06 / 06 / 2024

Ballets, Pushkin-Style

The birth anniversary of the great poet Alexander Pushkin is a monumental occasion for the entirety of Russian culture. This year’s celebration on 6 June is particularly special, as the legendary Pushkin was born exactly 225 years ago. It may not be a round date, but it just means the festivities will be full of warmth rather than stiff pomp and overblown speeches. You cannot help but recall how playwright Alexander Ostrovsky referred to Pushkin’s birthday as a grand holiday in our streets.

Perhaps one Pushkin’s most widely known creations, with countless adaptations for the stage, is The Queen of Spades. Its ballet version was included on the Yacobson Ballet Theatre’s playbill at the end of the last decade. The show was inspired by Pyotr Tchaikovsky’s music and brought to life by a passionate international production team. In his iteration of the ballet, the Argentina-based choreographer Iñaki Urlezaga livened up St. Petersburg’s ambience with the fervour and unabashed emotions of Latin America. His version of the protagonist, Hermann (spelled with two n’s, like in Pushkin’s text), has cast off the morose broodiness of his literary predecessor. Instead, he sweeps across the stage like pure energy incarnate. The production’s visual elements are the brain child of the legendary Italian set designer Ezio Frigerio. The plinths of giant black pillars reach high up towards the rigging system, and are moved around from scene to scene to transform the space on-stage. In turn, Franca Squarciapino crafted over 150 luxurious costumes for the ballet. While mostly historically accurate, they do require some suspension of disbelief, typical of theatre.
The Queen of Spades will be playing at Alexandrinsky Theatre on 26 and 27 July.
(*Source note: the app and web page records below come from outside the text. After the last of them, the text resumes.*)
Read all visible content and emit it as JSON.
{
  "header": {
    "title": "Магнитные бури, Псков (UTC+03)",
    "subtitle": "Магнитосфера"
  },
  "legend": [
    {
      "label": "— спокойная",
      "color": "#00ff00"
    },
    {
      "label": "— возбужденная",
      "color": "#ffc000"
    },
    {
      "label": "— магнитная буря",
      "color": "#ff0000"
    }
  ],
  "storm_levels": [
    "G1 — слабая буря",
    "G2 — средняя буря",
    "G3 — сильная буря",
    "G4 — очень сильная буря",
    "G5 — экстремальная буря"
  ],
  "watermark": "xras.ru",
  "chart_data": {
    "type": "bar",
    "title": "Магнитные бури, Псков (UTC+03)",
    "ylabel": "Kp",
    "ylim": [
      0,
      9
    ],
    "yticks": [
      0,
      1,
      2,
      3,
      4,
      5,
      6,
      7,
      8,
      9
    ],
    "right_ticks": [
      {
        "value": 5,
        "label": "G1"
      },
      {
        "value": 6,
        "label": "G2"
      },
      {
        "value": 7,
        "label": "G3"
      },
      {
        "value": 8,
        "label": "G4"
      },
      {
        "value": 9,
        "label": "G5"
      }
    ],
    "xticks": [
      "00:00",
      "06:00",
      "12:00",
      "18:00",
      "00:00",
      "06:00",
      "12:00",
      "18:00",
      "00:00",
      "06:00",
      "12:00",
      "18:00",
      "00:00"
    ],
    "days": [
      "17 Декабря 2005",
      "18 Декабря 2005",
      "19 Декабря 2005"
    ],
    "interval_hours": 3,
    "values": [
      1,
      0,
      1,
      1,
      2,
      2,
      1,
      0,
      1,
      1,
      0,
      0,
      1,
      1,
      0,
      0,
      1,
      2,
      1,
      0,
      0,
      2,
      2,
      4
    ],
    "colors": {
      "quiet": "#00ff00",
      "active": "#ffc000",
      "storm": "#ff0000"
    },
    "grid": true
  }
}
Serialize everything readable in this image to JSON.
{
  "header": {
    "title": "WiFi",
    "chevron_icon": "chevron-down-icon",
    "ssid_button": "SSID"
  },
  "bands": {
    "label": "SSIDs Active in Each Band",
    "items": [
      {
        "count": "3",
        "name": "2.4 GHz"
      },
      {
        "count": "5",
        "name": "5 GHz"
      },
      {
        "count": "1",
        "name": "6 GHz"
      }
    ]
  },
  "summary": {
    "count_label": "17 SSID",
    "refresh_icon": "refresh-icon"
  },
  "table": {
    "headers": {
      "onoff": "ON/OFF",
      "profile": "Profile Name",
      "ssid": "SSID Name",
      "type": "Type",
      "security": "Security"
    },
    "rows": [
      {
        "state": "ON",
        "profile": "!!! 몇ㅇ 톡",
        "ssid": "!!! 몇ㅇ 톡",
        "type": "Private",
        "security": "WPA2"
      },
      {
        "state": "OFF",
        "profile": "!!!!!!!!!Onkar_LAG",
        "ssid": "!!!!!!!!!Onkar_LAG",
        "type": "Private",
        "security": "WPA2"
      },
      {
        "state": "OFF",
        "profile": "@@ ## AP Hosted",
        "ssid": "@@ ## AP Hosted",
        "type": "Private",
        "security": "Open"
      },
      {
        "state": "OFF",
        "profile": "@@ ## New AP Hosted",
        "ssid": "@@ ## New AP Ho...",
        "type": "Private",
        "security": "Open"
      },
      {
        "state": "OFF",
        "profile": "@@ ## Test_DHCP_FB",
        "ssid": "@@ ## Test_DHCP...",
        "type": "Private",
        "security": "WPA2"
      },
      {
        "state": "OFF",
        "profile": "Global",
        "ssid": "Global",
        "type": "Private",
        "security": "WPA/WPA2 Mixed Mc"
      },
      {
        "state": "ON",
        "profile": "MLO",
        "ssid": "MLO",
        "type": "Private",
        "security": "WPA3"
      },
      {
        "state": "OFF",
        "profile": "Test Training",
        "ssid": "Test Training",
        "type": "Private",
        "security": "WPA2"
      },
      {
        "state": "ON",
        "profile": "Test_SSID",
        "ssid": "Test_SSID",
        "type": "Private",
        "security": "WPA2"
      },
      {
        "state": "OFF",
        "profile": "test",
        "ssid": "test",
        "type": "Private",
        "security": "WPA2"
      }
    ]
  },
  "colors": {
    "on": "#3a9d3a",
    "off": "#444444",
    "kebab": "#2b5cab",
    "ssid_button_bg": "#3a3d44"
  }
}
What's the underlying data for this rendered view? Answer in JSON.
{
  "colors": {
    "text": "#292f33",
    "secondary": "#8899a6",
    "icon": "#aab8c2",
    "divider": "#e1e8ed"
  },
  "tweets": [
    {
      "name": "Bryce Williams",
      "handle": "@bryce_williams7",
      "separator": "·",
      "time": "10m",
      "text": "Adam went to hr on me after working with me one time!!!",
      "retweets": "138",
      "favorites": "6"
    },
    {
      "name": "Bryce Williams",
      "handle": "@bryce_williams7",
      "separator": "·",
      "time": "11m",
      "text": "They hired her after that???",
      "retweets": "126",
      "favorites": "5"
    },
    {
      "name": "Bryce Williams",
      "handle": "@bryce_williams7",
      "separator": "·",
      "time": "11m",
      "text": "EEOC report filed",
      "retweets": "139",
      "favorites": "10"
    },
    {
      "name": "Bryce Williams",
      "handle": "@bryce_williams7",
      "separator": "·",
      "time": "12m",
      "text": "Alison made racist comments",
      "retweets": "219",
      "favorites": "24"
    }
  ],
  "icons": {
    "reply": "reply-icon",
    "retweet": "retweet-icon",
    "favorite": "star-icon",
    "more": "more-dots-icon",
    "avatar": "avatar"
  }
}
The ballet is part of our Gold Collection annual festival.